The Place Beyond the Pines is Derek Cianfrance’s follow up to his acclaimed feature film, 2010’s Blue Valentine. In his new offering, Ryan Gosling plays Luke: a stunt driver who turns to a life of crime and bank robbing in an attempt to provide for his young son and his mother (though they live with another man). After a botched bank job, Luke’s life becomes entwined with a young cop Avery (played by Bradley Cooper), which will eventually have an affect the life of everyone in both their lives.
It’s hard to review this film without giving away pivotal moments in the plot. What I will say is, the narrative depends on the viewer’s ability to spend a third of the film engaging with one character before later identifying with another, then switching again in the third act; which is slightly problematic as this makes it difficult to emotionally invest in both the story as a whole and the characters. The three acts also seem a bit disjointed. There is not much more to connect each one apart from the glaringly obvious factor of the characters having known one another in some way, and this renders the plot slightly meaningless.

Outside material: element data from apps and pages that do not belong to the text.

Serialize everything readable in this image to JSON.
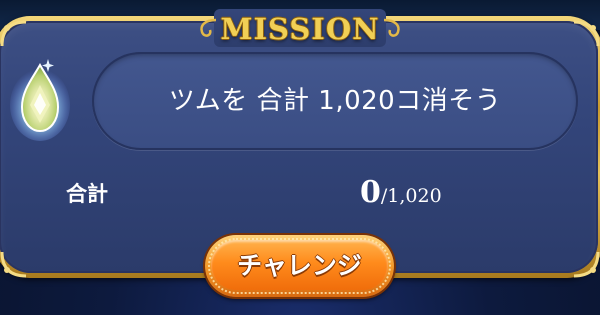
{
  "header": {
    "title": "MISSION"
  },
  "mission": {
    "description": "ツムを 合計 1,020コ消そう",
    "reward_icon": "gem-icon"
  },
  "progress": {
    "label": "合計",
    "current": "0",
    "separator": "/",
    "goal": "1,020"
  },
  "actions": {
    "challenge_label": "チャレンジ"
  },
  "colors": {
    "frame_gold": "#e6c25a",
    "panel_blue": "#33457a",
    "title_gold": "#f1cf55",
    "button_orange": "#ff8b1c",
    "text_white": "#ffffff"
  }
}
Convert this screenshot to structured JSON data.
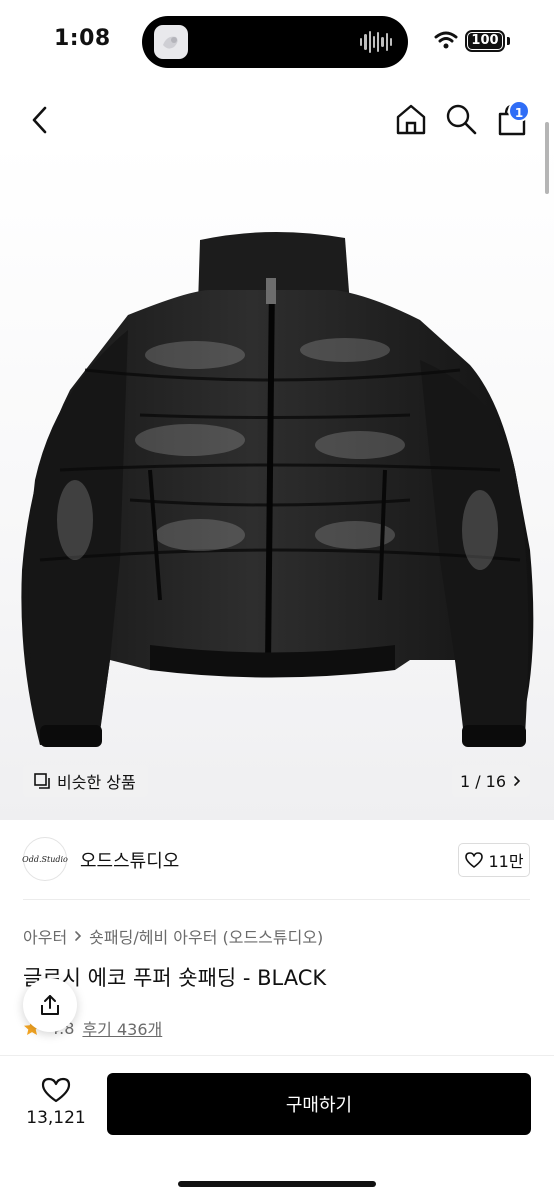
{
  "status_bar": {
    "time": "1:08",
    "battery": "100"
  },
  "nav": {
    "cart_count": "1",
    "icons": [
      "back-icon",
      "home-icon",
      "search-icon",
      "cart-icon"
    ]
  },
  "gallery": {
    "similar_label": "비슷한 상품",
    "pager": "1 / 16",
    "image_subject": "black glossy cropped puffer jacket"
  },
  "brand": {
    "logo_text": "Odd.Studio",
    "name": "오드스튜디오",
    "likes": "11만"
  },
  "product": {
    "breadcrumb": [
      "아우터",
      "숏패딩/헤비 아우터 (오드스튜디오)"
    ],
    "title": "글로시 에코 푸퍼 숏패딩 - BLACK",
    "rating": "4.8",
    "reviews": "후기 436개"
  },
  "bottom_bar": {
    "wish_count": "13,121",
    "buy_label": "구매하기"
  },
  "colors": {
    "accent_badge": "#2f6df6",
    "star": "#f5a623",
    "primary_button": "#000000"
  }
}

While there were many good performances, Gosling’s just wasn’t believable. This is a role he has played many times, but did so a lot better in Blue Valentine and Drive. Maybe Luke is a character he has done one to many times now.
In The Place Beyond the Pines Derek Cianfrance has attempted to make something epic, but in doing so forgets to appeal to the audience’s emotional sensibilities. In the end I just didn’t really care.

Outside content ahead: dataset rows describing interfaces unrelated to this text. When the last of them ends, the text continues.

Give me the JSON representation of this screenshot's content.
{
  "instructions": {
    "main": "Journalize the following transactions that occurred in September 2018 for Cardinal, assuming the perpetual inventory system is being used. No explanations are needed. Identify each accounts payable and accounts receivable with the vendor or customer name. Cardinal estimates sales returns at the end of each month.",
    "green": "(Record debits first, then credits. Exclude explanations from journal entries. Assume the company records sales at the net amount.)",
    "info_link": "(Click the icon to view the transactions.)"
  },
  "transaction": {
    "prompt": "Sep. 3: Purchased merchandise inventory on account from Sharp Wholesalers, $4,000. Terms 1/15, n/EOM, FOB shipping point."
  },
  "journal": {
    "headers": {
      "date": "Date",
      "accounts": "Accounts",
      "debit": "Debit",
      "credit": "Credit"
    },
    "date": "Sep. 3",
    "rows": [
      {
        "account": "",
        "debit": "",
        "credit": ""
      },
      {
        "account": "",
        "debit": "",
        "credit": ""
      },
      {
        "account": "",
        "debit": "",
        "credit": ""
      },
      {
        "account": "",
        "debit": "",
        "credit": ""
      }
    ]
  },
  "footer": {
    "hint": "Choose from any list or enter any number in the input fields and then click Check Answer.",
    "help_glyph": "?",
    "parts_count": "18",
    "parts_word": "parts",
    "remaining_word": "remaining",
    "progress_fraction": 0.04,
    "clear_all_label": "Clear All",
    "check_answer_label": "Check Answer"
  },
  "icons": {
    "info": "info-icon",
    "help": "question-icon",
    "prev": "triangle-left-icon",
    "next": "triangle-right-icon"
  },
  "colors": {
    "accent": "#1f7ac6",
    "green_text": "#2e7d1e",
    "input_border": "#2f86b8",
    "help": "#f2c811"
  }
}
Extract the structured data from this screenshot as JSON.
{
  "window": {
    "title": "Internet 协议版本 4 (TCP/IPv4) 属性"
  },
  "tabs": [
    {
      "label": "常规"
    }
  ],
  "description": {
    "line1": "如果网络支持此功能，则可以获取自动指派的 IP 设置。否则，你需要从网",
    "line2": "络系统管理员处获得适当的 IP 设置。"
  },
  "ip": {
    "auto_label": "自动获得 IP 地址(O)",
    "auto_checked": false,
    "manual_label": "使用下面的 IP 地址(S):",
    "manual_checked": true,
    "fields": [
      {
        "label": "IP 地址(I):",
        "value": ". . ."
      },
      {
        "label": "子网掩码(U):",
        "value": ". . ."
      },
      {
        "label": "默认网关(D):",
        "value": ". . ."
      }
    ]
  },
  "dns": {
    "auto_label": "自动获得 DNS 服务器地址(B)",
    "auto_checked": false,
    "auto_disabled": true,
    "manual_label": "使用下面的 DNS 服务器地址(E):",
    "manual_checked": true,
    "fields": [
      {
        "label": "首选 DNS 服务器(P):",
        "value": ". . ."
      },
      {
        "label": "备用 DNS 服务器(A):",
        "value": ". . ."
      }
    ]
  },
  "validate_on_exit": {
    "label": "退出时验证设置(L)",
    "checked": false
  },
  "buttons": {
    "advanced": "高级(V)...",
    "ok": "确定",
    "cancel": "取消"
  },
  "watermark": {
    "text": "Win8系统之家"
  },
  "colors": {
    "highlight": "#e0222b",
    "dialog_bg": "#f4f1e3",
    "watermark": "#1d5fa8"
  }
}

Also starring: Eva Mendes, Rose Byrne, Emory Cohen, Dane DeHaan, Mahershala Ali, Ray Liotta
UK release date: 12th April